Zechariah 8:5 says that “the streets of the city shall be full of boys and girls playing.” This seems to have been true of all human cultures. We were that band of children forming our own body politik with customs and powers and beliefs and ever evolving oral mythologies. In the fauna and flora of those woods, peppered with puffy fungus and moss and composted leaves we began to explore the nature of who we were before we became builders and generals and teachers and scientists.
Neil Postman wrote in 1982. “A children’s game, as we used to think of it, requires no instructors or umpires or spectators; it uses whatever space and equipment are at hand; it is played for no other reason than pleasure. . . . Kick the Can, Red Rover, Blindman’s Buff…even Hide-and-Seek, which was played in Athens more than two thousand years ago, has now almost completely disappeared from the repertoire of self-organized children’s amusements. Children’s games, in a phrase, are an endangered species.”
Brian Kaller again, “The decline began a few generations ago, when television steamrolled over children’s cultural traditions, and that screen has now multiplied into a billion hand-held ones. When children everywhere carry all the world’s pornography in their pocket, as well as electronic games psychologically designed to addict people as powerfully as heroin, few future leaders will organize their mates, and few budding scientists will turn over any logs. Moreover, children today grow up under effective house arrest, as local ordinances, paranoid neighbors and police conspire to prohibit children from venturing far outside. They grow up learning no lessons, organizing no peers, and exploring no territory, unless it be shifting electrons around a screen, and the screen becomes their world. This unnatural state takes all the power of modern society to maintain, and it does not have to be inevitable or permanent; even now some parents keep their children unplugged and gather with other parents who do the same. If they don’t live near the country themselves, they might visit family who do. They teach small children some games from old books, and let the children take it from there. How this guerrilla action proceeds will depend on the situation, but it needs to be done.
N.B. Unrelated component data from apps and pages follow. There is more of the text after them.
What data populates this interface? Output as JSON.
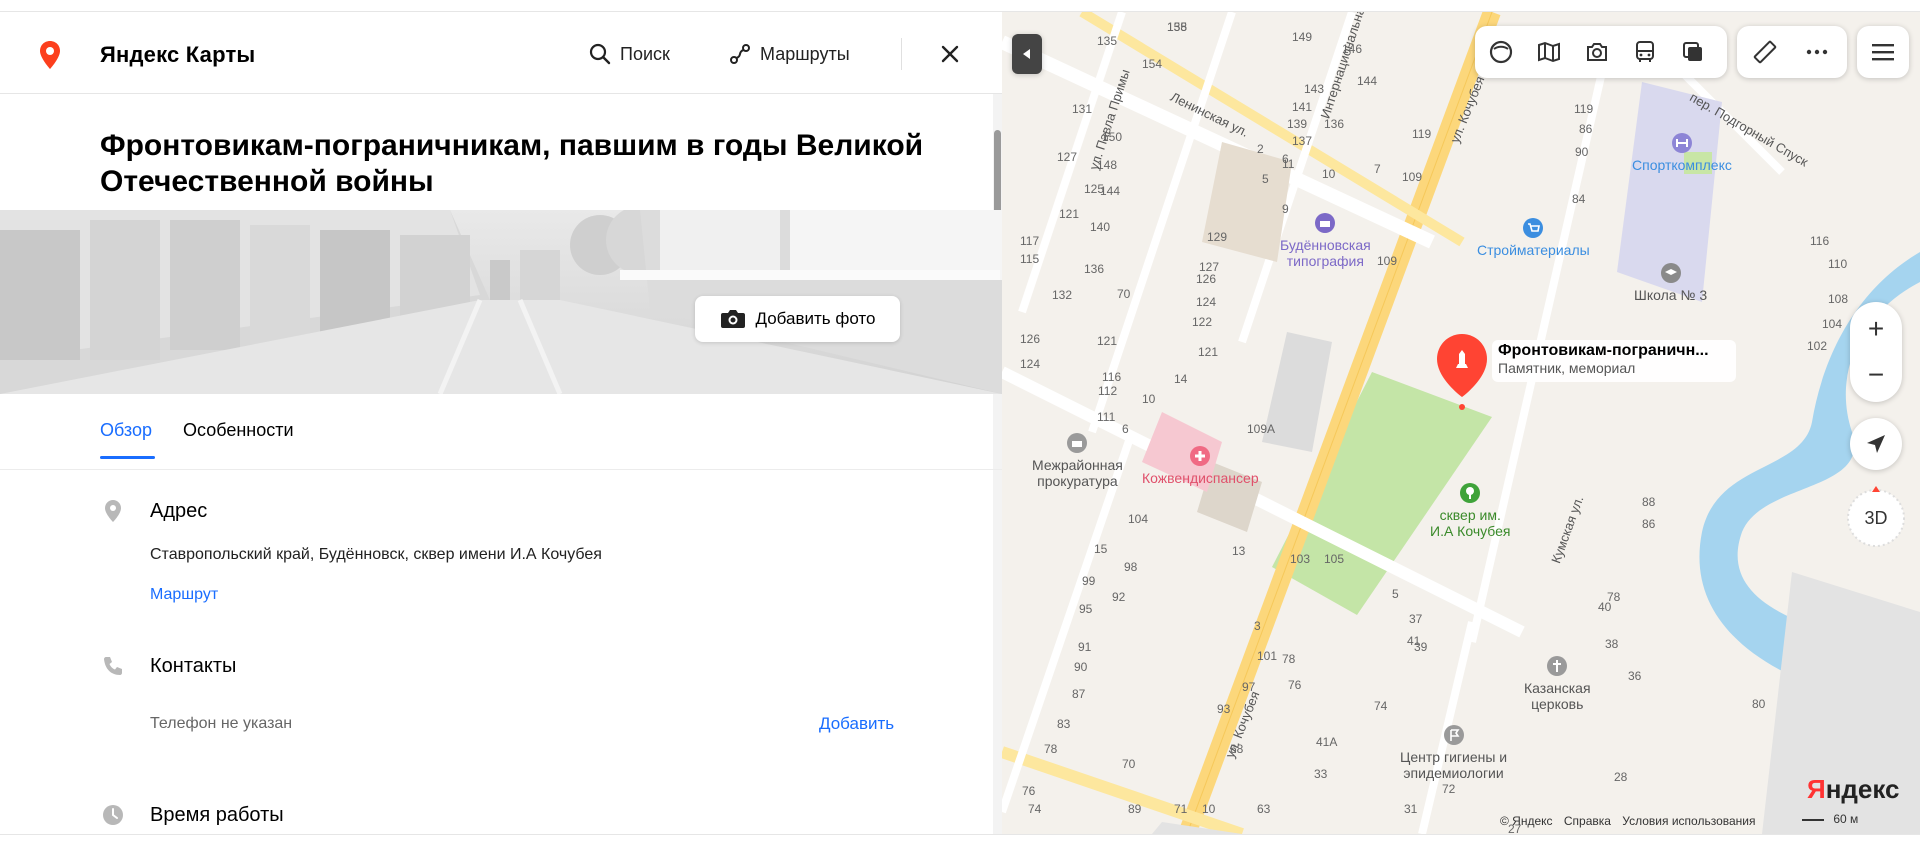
{
  "header": {
    "brand": "Яндекс Карты",
    "search_label": "Поиск",
    "routes_label": "Маршруты"
  },
  "place": {
    "title": "Фронтовикам-пограничникам, павшим в годы Великой Отечественной войны",
    "add_photo_label": "Добавить фото"
  },
  "tabs": [
    {
      "label": "Обзор",
      "active": true
    },
    {
      "label": "Особенности",
      "active": false
    }
  ],
  "address": {
    "title": "Адрес",
    "text": "Ставропольский край, Будённовск, сквер имени И.А Кочубея",
    "route_link": "Маршрут"
  },
  "contacts": {
    "title": "Контакты",
    "phone_text": "Телефон не указан",
    "add_link": "Добавить"
  },
  "hours": {
    "title": "Время работы"
  },
  "map": {
    "selected_poi": {
      "name": "Фронтовикам-пограничн...",
      "category": "Памятник, мемориал"
    },
    "zoom_in": "+",
    "zoom_out": "−",
    "mode_3d": "3D",
    "pois": [
      {
        "label": "Будённовская\nтипография",
        "color": "#7c69c7"
      },
      {
        "label": "Стройматериалы",
        "color": "#3b8ee0"
      },
      {
        "label": "Спорткомплекс",
        "color": "#3b8ee0"
      },
      {
        "label": "Школа № 3",
        "color": "#666666"
      },
      {
        "label": "Межрайонная\nпрокуратура",
        "color": "#555555"
      },
      {
        "label": "Кожвендиспансер",
        "color": "#e0506b"
      },
      {
        "label": "сквер им.\nИ.А Кочубея",
        "color": "#3a8a2a"
      },
      {
        "label": "Казанская\nцерковь",
        "color": "#555555"
      },
      {
        "label": "Центр гигиены и\nэпидемиологии",
        "color": "#555555"
      }
    ],
    "streets": [
      "Ленинская ул.",
      "ул. Павла Примы",
      "Интернациональная",
      "ул. Кочубея",
      "ул. Кочубея",
      "пер. Подгорный Спуск",
      "Кумская ул."
    ],
    "building_numbers": [
      "158",
      "135",
      "154",
      "149",
      "146",
      "144",
      "143",
      "141",
      "139",
      "137",
      "136",
      "131",
      "127",
      "125",
      "121",
      "117",
      "115",
      "150",
      "148",
      "144",
      "140",
      "136",
      "132",
      "126",
      "124",
      "119",
      "119",
      "86",
      "90",
      "84",
      "70",
      "121",
      "116",
      "112",
      "111",
      "109",
      "14",
      "10",
      "6",
      "109",
      "129",
      "127",
      "126",
      "124",
      "122",
      "121",
      "15",
      "13",
      "104",
      "98",
      "99",
      "95",
      "92",
      "91",
      "90",
      "87",
      "83",
      "78",
      "76",
      "74",
      "70",
      "93",
      "97",
      "101",
      "103",
      "105",
      "5",
      "3",
      "78",
      "76",
      "74",
      "37",
      "41",
      "39",
      "41А",
      "33",
      "31",
      "27",
      "72",
      "40",
      "38",
      "36",
      "28",
      "80",
      "88",
      "86",
      "78",
      "116",
      "110",
      "108",
      "104",
      "102",
      "109А",
      "89",
      "71",
      "68",
      "63",
      "10",
      "2",
      "6",
      "10",
      "7",
      "5",
      "11",
      "9",
      "135"
    ],
    "footer": {
      "copyright": "© Яндекс",
      "help": "Справка",
      "terms": "Условия использования",
      "scale": "60 м",
      "logo": "Яндекс"
    }
  }
}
Otherwise, today’s children will live in a country filled with the most dependent and least self-sufficient humans who ever lived, polarized and paralyzed by their screens, and facing a difficult future. We will need a new generation of people who can strategize, negotiate, and work together again, and to do that we need children to experience childhood once more.”